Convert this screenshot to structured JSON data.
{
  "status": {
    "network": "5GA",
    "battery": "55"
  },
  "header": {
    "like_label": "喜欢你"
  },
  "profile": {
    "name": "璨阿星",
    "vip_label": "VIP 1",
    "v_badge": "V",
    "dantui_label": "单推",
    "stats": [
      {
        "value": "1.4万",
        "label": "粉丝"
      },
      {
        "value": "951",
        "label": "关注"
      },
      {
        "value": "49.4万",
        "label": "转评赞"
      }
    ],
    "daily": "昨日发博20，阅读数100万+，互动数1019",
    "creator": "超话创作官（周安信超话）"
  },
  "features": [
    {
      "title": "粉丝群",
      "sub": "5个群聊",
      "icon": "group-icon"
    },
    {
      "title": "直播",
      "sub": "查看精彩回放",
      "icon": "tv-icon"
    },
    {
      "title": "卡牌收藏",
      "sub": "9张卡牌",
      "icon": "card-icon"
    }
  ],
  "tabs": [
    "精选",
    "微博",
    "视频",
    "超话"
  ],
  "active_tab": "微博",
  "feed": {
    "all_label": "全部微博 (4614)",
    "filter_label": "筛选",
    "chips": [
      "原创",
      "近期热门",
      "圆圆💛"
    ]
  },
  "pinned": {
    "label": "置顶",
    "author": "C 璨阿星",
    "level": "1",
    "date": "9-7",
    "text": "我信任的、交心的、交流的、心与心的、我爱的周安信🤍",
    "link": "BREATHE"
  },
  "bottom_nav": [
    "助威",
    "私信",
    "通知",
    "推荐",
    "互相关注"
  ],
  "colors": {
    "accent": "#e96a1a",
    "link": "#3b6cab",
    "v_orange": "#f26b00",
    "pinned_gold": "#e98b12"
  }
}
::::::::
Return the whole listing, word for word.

Convert this screenshot to structured JSON data.
{
  "status": {
    "network": "5GA",
    "battery": "55"
  },
  "header": {
    "like_label": "喜欢你"
  },
  "profile": {
    "name": "璨阿星",
    "vip_label": "VIP 1",
    "v_badge": "V",
    "dantui_label": "单推",
    "stats": [
      {
        "value": "1.4万",
        "label": "粉丝"
      },
      {
        "value": "951",
        "label": "关注"
      },
      {
        "value": "49.4万",
        "label": "转评赞"
      }
    ],
    "daily": "昨日发博20，阅读数100万+，互动数1019",
    "creator": "超话创作官（周安信超话）"
  },
  "features": [
    {
      "title": "粉丝群",
      "sub": "5个群聊",
      "icon": "group-icon"
    },
    {
      "title": "直播",
      "sub": "查看精彩回放",
      "icon": "tv-icon"
    },
    {
      "title": "卡牌收藏",
      "sub": "9张卡牌",
      "icon": "card-icon"
    }
  ],
  "tabs": [
    "精选",
    "微博",
    "视频",
    "超话"
  ],
  "active_tab": "微博",
  "feed": {
    "all_label": "全部微博 (4614)",
    "filter_label": "筛选",
    "chips": [
      "原创",
      "近期热门",
      "圆圆💛"
    ]
  },
  "pinned": {
    "label": "置顶",
    "author": "C 璨阿星",
    "level": "1",
    "date": "9-7",
    "text": "我信任的、交心的、交流的、心与心的、我爱的周安信🤍",
    "link": "BREATHE"
  },
  "bottom_nav": [
    "助威",
    "私信",
    "通知",
    "推荐",
    "互相关注"
  ],
  "colors": {
    "accent": "#e96a1a",
    "link": "#3b6cab",
    "v_orange": "#f26b00",
    "pinned_gold": "#e98b12"
  }
}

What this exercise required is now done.